Mianyue Line – 眠月線
Winding through a mystical forest in Alishan National Forest is a trail that leaves a lasting impression on hikers. The 9-kilometer (one-way) Mian Yue hiking trail traverses a mix of old-growth and secondary forests and has become one of the most popular hiking routes over the years due to its seclusion and unique cultural heritage. The Mianyue Line (眠月線) in Alishan National Forest Recreation Area in Chiayi County features a number of elevated bridges, tunnels and historical sites.
History of Mianyue Line (眠月線)
Development of the Mianyue Line as a forest rail service began in 1913 and reaches from Alishan New Station and ends at Shihou Station.
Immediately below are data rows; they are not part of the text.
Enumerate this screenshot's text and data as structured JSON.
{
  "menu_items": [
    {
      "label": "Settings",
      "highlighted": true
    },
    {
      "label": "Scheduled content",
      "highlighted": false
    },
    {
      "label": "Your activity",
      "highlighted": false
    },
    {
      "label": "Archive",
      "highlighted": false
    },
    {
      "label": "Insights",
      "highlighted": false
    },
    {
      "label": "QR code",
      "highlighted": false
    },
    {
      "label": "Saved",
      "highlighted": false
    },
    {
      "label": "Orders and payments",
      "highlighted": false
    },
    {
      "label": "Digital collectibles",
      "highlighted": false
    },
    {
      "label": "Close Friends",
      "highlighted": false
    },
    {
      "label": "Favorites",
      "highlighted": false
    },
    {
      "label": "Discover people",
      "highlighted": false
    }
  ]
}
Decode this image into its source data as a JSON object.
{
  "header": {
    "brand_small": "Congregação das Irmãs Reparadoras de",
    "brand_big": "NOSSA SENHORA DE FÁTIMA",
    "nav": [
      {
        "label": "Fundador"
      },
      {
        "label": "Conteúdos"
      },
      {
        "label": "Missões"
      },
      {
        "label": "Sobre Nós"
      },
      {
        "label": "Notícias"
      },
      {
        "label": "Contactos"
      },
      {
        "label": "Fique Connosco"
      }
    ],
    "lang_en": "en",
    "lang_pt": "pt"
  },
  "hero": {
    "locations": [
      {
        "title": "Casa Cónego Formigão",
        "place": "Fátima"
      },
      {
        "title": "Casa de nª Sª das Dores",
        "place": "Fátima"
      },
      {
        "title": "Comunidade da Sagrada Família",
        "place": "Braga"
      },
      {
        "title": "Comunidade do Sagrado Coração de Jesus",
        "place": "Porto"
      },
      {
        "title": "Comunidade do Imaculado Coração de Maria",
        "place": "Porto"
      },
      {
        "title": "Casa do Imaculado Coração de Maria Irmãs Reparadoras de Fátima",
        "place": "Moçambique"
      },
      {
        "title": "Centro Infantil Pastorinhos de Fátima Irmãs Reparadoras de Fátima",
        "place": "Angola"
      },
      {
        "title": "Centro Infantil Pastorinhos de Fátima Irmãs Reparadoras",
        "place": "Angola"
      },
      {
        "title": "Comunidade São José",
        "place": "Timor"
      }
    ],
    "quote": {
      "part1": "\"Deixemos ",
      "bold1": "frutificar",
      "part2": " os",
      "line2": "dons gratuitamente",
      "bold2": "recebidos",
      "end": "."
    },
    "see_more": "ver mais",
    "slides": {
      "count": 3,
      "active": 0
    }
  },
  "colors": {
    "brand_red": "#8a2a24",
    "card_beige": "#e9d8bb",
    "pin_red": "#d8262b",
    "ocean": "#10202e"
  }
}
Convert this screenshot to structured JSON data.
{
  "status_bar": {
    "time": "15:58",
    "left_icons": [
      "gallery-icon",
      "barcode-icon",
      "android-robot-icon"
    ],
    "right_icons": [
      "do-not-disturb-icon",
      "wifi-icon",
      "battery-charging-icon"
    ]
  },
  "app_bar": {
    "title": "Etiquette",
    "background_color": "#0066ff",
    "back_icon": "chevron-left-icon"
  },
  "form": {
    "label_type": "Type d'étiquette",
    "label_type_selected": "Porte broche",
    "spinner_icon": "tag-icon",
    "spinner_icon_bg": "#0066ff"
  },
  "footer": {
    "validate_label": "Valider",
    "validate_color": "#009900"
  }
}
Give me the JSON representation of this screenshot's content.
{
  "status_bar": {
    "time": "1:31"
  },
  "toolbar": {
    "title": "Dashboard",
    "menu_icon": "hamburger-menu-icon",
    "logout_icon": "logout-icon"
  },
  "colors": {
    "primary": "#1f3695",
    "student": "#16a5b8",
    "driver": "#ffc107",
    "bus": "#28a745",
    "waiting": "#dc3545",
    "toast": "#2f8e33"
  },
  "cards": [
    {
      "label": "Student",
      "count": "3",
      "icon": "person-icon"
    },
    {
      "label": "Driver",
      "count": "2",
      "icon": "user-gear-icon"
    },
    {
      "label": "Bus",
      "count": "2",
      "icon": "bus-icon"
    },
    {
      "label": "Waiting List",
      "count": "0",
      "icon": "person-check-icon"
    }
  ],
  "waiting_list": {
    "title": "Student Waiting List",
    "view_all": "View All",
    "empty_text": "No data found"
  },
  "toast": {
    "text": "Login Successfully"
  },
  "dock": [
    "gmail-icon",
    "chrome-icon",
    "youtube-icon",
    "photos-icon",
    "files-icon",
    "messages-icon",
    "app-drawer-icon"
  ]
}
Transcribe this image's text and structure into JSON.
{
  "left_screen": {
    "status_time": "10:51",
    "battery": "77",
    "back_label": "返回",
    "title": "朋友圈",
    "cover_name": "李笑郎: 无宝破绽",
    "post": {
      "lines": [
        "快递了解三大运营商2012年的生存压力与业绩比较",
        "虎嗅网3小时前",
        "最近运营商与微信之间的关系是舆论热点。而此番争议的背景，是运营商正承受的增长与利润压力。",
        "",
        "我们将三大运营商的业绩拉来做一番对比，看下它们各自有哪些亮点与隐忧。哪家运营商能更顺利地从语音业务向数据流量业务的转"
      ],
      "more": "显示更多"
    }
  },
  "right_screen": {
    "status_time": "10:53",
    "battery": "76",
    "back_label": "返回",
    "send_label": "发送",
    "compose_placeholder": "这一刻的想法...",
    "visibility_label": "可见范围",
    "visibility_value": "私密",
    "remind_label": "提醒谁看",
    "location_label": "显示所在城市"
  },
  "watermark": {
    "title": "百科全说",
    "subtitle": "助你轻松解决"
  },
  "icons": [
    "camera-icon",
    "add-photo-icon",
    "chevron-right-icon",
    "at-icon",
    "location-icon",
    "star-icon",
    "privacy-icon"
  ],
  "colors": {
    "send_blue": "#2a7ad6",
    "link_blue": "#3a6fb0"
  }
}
Officially completed and opened to traffic in 1915 and the Mianyue Line became one of the two main lines of the Alishan Linchang Railway.
In 1999, the infamous 921 Earthquake rocked the country of Taiwan. The earthquake severely damaged the rail line with several sections collapsing. The Mianyue Line ultimately closed indefinitely. Since then the hiking trail has become popular with hikers in Taiwan looking to explore one of the more picturesque trails that also boasts a truly rare aura and mystic not found on many other hiking trails in Taiwan.
The Taiwan Pleione (Pleione Formosana) is a beautiful perennial of the orchid family. Despite being very difficult to cultivate outside of its natural environment, the Taiwan Pleione has been a steady victim of thievery. The establishment of the Alishan Taiwan Pleione Nature Preserve, which the Mianyue Line traverses was created as a protective conservation measure. The small preserve also houses other rare plants, such as the Taiwan sassafras, Alishan mahonia, and Taiwan Douglas Fir.
Hiking the Mianyue Line (眠月線)
For hikers looking to explore the Mianyue Line in Taiwan, they must apply for entry permits five to 60 days in advance. When booking this trip with Parkbus Taiwan, we will submit the applications for our guests. The permits have been capped at 300 a day for the Mianyue Line (眠月線) .
The trail has a total length of just over 9km (18km return), however, there is a short section from the bus drop off location to the trailhead itself. The trail is well maintained and is, for the most part, not a technically difficult hike. There are many original trestle bridge crossings that have no safety railings and hikers should practice safe hiking during these areas.
One section of a Mianyue Line tunnel has completely collapse (see image above) and requires hikers to scramble and use hand ropes/chains to traverse. (Note: Guests are asked to use extra caution during this section and only pass if they are confident they have the ability to do so.). There are also several old train tunnels that hikers will be required to walk through, which really adds to the appeal of this hike.